(Items from an interface collection)
++++++++
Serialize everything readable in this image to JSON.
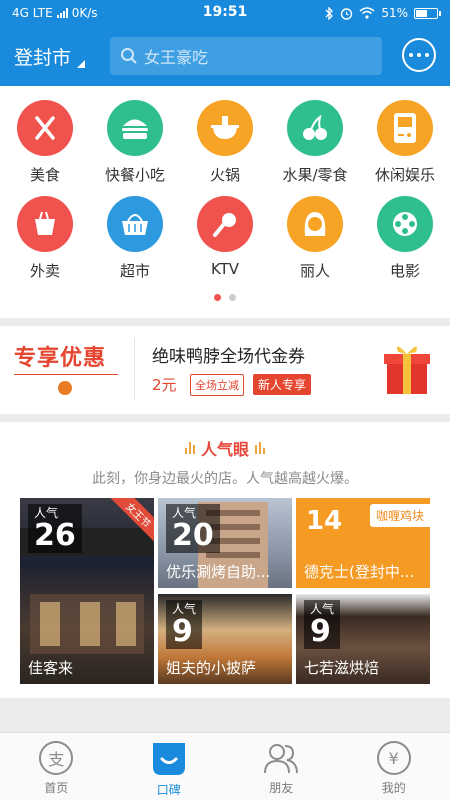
{
  "status_bar": {
    "network": "4G LTE",
    "speed": "0K/s",
    "time": "19:51",
    "battery": "51%",
    "battery_level": 0.51
  },
  "header": {
    "city": "登封市",
    "search_placeholder": "女王豪吃"
  },
  "categories": [
    {
      "label": "美食",
      "icon": "fork-knife-icon",
      "color": "#f0534e"
    },
    {
      "label": "快餐小吃",
      "icon": "burger-icon",
      "color": "#2fbf8e"
    },
    {
      "label": "火锅",
      "icon": "hotpot-icon",
      "color": "#f7a325"
    },
    {
      "label": "水果/零食",
      "icon": "cherry-icon",
      "color": "#2fbf8e"
    },
    {
      "label": "休闲娱乐",
      "icon": "gameboy-icon",
      "color": "#f7a325"
    },
    {
      "label": "外卖",
      "icon": "takeout-box-icon",
      "color": "#f0534e"
    },
    {
      "label": "超市",
      "icon": "basket-icon",
      "color": "#2d9ae0"
    },
    {
      "label": "KTV",
      "icon": "microphone-icon",
      "color": "#f0534e"
    },
    {
      "label": "丽人",
      "icon": "woman-icon",
      "color": "#f7a325"
    },
    {
      "label": "电影",
      "icon": "film-reel-icon",
      "color": "#2fbf8e"
    }
  ],
  "promo": {
    "brand": "专享优惠",
    "title": "绝味鸭脖全场代金券",
    "price": "2元",
    "tag1": "全场立减",
    "tag2": "新人专享"
  },
  "popular": {
    "title": "人气眼",
    "subtitle": "此刻，你身边最火的店。人气越高越火爆。",
    "popularity_label": "人气",
    "items": [
      {
        "rank": "26",
        "name": "佳客来",
        "ribbon": "女王节"
      },
      {
        "rank": "20",
        "name": "优乐涮烤自助..."
      },
      {
        "rank": "14",
        "name": "德克士(登封中...",
        "category": "咖喱鸡块"
      },
      {
        "rank": "9",
        "name": "姐夫的小披萨"
      },
      {
        "rank": "9",
        "name": "七若滋烘焙"
      }
    ]
  },
  "tabbar": {
    "tabs": [
      {
        "label": "首页",
        "icon": "alipay-icon"
      },
      {
        "label": "口碑",
        "icon": "koubei-icon"
      },
      {
        "label": "朋友",
        "icon": "friends-icon"
      },
      {
        "label": "我的",
        "icon": "yuan-icon"
      }
    ]
  }
}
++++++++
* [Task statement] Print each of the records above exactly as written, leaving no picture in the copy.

* [Result of the task]
Serialize everything readable in this image to JSON.
{
  "status_bar": {
    "network": "4G LTE",
    "speed": "0K/s",
    "time": "19:51",
    "battery": "51%",
    "battery_level": 0.51
  },
  "header": {
    "city": "登封市",
    "search_placeholder": "女王豪吃"
  },
  "categories": [
    {
      "label": "美食",
      "icon": "fork-knife-icon",
      "color": "#f0534e"
    },
    {
      "label": "快餐小吃",
      "icon": "burger-icon",
      "color": "#2fbf8e"
    },
    {
      "label": "火锅",
      "icon": "hotpot-icon",
      "color": "#f7a325"
    },
    {
      "label": "水果/零食",
      "icon": "cherry-icon",
      "color": "#2fbf8e"
    },
    {
      "label": "休闲娱乐",
      "icon": "gameboy-icon",
      "color": "#f7a325"
    },
    {
      "label": "外卖",
      "icon": "takeout-box-icon",
      "color": "#f0534e"
    },
    {
      "label": "超市",
      "icon": "basket-icon",
      "color": "#2d9ae0"
    },
    {
      "label": "KTV",
      "icon": "microphone-icon",
      "color": "#f0534e"
    },
    {
      "label": "丽人",
      "icon": "woman-icon",
      "color": "#f7a325"
    },
    {
      "label": "电影",
      "icon": "film-reel-icon",
      "color": "#2fbf8e"
    }
  ],
  "promo": {
    "brand": "专享优惠",
    "title": "绝味鸭脖全场代金券",
    "price": "2元",
    "tag1": "全场立减",
    "tag2": "新人专享"
  },
  "popular": {
    "title": "人气眼",
    "subtitle": "此刻，你身边最火的店。人气越高越火爆。",
    "popularity_label": "人气",
    "items": [
      {
        "rank": "26",
        "name": "佳客来",
        "ribbon": "女王节"
      },
      {
        "rank": "20",
        "name": "优乐涮烤自助..."
      },
      {
        "rank": "14",
        "name": "德克士(登封中...",
        "category": "咖喱鸡块"
      },
      {
        "rank": "9",
        "name": "姐夫的小披萨"
      },
      {
        "rank": "9",
        "name": "七若滋烘焙"
      }
    ]
  },
  "tabbar": {
    "tabs": [
      {
        "label": "首页",
        "icon": "alipay-icon"
      },
      {
        "label": "口碑",
        "icon": "koubei-icon"
      },
      {
        "label": "朋友",
        "icon": "friends-icon"
      },
      {
        "label": "我的",
        "icon": "yuan-icon"
      }
    ]
  }
}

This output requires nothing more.